My Rating: 6 out of 10

4-Word Review: Father and son reunite.

One night during a drunken rage Harry Graham (Robert Mitchum) kills his wife (Sally Kirkland), which gets witnessed by their 7-year-old son Jimmy (Jan-Michael Vincent). 13 years later Harry is paroled and Jimmy uses this opportunity to try and reconcile with his father and find out why he did it, but Harry has moved on. He has a new job and a girlfriend named Jenny (Brenda Vaccaro) and when Jimmy appears it creates an awkward tension that gets progressively worse.

One of the biggest problems with this film is that the characters and their motivations are not fleshed out enough and their actions make little sense. I’ve watched a lot of true-life crime shows and have found that in cases where this situation has occurred in real-life that the adult child will usually cease communication with their father and completely disown them, so it seemed strange why Jimmy would want to restart their relationship. If he was curious to know why Harry did it then he could’ve simply writing him a letter with that question, which he never bothered to do while the man was incarcerated.

The film also fails to show what happened to Jimmy during the time Harry was in prison. He is shown arriving at an orphanage, but nothing about what does when he gets there or being put into a foster home and getting adoptive parents, or moving in with relatives, which is what usually occurs. He somehow has no friends or job and if this is because of his childhood trauma then it should get explained or more strongly implied, but it isn’t and it leaves a big void in the story.

Harry’s actions are equally confusing. The murder gets played out at the beginning and we see the stabbed mother crawl down the stairs and beg Jimmy for help and then Harry comes down and looks at the dead body before turning towards the boy with a guilty expression, but if  he feels so bad about what he has just done and the traumatic impact he’s put his son through then he should’ve thought of that beforehand. I would’ve expected to see a completely different set of emotions in the man’s eyes like anger, rage, insanity or even fear because now he knows he’ll will be going to prison, but guilt wouldn’t play into it, at least not that quickly if ever.

Mitchum’s character is straddled with conveying only one emotion throughout, which is guilt. We never tap into the other side of the man that propelled him to commit such a heinous act and his explanation, which is that he ‘just got drunk’ is insufficient. The character also pops up too conveniently at times. One moment is when Jimmy goes back to their former home, which has now been turned into a whorehouse and he hides in the basement. Harry comes looking for him and despite the fact that there are many people there and it’s a large place he immediately goes to the cellar, but how would he have known to look there?
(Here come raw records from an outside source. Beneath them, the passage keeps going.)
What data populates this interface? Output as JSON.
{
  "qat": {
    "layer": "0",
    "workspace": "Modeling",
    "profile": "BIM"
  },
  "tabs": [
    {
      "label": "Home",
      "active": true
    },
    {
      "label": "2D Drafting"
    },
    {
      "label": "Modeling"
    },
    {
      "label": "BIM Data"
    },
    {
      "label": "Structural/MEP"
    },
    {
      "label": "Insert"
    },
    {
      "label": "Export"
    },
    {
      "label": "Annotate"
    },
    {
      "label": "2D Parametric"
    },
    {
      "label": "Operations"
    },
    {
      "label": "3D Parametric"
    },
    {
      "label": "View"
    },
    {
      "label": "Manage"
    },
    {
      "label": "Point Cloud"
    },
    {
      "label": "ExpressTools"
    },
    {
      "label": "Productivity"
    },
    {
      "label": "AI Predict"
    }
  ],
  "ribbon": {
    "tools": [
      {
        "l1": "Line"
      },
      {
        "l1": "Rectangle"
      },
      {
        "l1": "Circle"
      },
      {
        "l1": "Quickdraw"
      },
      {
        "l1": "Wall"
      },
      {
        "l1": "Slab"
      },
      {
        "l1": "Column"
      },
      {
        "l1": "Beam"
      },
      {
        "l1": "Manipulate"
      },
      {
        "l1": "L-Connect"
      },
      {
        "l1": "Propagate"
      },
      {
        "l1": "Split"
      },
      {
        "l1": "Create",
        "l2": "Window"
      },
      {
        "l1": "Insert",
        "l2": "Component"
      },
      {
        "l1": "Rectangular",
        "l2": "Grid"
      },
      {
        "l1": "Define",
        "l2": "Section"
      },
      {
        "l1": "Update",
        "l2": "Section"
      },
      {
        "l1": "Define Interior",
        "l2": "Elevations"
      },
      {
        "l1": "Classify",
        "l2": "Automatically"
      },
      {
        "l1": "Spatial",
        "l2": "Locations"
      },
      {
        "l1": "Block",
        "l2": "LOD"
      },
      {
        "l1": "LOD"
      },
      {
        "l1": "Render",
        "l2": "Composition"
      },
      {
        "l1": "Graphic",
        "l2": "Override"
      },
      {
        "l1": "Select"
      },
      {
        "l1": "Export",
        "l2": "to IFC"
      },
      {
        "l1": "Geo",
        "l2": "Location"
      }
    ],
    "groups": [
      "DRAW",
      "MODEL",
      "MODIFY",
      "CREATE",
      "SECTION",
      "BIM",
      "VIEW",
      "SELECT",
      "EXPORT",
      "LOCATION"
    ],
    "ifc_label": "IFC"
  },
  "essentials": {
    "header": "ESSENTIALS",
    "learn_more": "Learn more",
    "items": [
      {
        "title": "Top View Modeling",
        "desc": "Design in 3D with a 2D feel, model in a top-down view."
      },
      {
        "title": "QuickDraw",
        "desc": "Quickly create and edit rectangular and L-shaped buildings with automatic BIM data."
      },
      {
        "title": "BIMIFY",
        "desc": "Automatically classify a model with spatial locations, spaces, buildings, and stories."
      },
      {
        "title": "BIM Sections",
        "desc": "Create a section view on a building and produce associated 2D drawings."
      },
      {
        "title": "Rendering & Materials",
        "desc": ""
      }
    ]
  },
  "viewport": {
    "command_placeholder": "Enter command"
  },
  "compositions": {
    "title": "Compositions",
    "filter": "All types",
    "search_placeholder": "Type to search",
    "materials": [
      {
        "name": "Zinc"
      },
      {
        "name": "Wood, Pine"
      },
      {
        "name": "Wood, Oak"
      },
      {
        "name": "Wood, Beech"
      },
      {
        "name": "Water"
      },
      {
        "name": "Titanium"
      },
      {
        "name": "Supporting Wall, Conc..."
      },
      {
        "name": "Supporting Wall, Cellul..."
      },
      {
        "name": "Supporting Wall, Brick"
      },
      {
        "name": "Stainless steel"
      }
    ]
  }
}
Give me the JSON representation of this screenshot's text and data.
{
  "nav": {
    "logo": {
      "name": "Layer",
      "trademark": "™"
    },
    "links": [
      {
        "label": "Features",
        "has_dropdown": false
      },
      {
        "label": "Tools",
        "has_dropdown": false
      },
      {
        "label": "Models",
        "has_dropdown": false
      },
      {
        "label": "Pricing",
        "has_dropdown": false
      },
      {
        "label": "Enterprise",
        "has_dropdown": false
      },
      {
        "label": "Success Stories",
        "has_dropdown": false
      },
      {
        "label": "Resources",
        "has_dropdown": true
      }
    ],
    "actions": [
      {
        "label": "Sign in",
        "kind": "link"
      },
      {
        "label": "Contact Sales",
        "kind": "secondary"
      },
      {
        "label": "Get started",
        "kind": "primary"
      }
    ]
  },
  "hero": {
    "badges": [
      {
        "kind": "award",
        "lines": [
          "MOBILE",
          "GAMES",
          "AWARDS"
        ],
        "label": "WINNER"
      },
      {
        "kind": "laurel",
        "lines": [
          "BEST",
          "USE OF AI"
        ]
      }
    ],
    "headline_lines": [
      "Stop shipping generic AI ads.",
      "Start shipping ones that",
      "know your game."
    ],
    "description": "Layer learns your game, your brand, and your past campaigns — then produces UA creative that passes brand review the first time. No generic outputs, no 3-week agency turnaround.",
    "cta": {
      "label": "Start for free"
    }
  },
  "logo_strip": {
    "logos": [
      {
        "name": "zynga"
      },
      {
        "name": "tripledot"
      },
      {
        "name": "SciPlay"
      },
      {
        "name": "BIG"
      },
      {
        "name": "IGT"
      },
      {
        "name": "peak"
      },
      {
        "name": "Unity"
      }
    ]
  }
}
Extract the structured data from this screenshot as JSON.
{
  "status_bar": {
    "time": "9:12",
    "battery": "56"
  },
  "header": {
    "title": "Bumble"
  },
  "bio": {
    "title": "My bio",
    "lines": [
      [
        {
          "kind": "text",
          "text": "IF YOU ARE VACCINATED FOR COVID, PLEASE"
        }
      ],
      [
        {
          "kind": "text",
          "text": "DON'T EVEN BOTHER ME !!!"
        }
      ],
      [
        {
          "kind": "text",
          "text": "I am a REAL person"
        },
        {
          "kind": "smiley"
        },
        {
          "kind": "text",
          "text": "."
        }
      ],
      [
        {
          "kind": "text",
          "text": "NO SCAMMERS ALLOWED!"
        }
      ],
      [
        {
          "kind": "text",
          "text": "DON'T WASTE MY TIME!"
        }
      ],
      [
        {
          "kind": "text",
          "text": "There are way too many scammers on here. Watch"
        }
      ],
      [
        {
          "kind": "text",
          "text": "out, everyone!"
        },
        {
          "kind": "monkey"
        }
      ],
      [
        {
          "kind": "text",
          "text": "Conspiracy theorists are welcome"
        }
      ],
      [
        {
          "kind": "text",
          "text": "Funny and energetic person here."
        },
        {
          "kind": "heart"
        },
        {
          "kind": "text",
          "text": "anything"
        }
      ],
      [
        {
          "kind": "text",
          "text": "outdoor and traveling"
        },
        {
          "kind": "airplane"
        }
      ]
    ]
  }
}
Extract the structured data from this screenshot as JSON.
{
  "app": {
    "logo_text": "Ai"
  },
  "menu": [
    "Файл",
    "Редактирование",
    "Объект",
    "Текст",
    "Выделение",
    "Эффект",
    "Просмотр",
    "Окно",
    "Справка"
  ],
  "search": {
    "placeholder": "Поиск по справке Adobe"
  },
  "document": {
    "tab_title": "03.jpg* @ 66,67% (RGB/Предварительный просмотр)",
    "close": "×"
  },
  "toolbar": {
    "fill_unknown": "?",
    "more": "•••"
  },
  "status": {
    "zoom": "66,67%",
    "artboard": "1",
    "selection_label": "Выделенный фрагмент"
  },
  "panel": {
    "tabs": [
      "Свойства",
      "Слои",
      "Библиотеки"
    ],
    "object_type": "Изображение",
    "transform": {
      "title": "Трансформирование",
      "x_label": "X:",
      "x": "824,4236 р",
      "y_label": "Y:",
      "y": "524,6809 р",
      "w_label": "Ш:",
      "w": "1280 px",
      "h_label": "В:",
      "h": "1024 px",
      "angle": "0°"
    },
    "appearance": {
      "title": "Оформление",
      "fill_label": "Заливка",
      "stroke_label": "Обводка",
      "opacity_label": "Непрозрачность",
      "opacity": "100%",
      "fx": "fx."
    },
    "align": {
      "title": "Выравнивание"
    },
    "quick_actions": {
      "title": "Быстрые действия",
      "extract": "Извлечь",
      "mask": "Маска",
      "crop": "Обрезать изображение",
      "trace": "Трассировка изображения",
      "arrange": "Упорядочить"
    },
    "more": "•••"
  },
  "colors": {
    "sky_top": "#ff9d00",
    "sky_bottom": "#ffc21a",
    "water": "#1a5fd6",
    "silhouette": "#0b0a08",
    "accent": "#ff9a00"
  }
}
Another segment has him magically coming to Jimmy’s rescue when his son is accosted by a group of sailors underneath a boardwalk even though he was bowling in another building and would have no way of knowing what was occurring outside.

The film has solid production values and director Herbert B. Leonard shows flair with the location shooting, which was done in both New Jersey and Pennsylvania. There is also a good scene inside a chicken coop  and actor Josh Mostel (Zero’s son) has an interesting film debut playing Harry’s young, flippant parole officer who delights in demeaning his client as much as possible, but the story leaves open too many unanswered questions and isn’t impactful or relevant.

My Rating: 6 out of 10

Released: December 1, 1971

Runtime: 1Hour 37Minutes

Rated GP

Director: Herbert B. Leonard

Studio: MGM

Available: DVD-R (Warner Archive)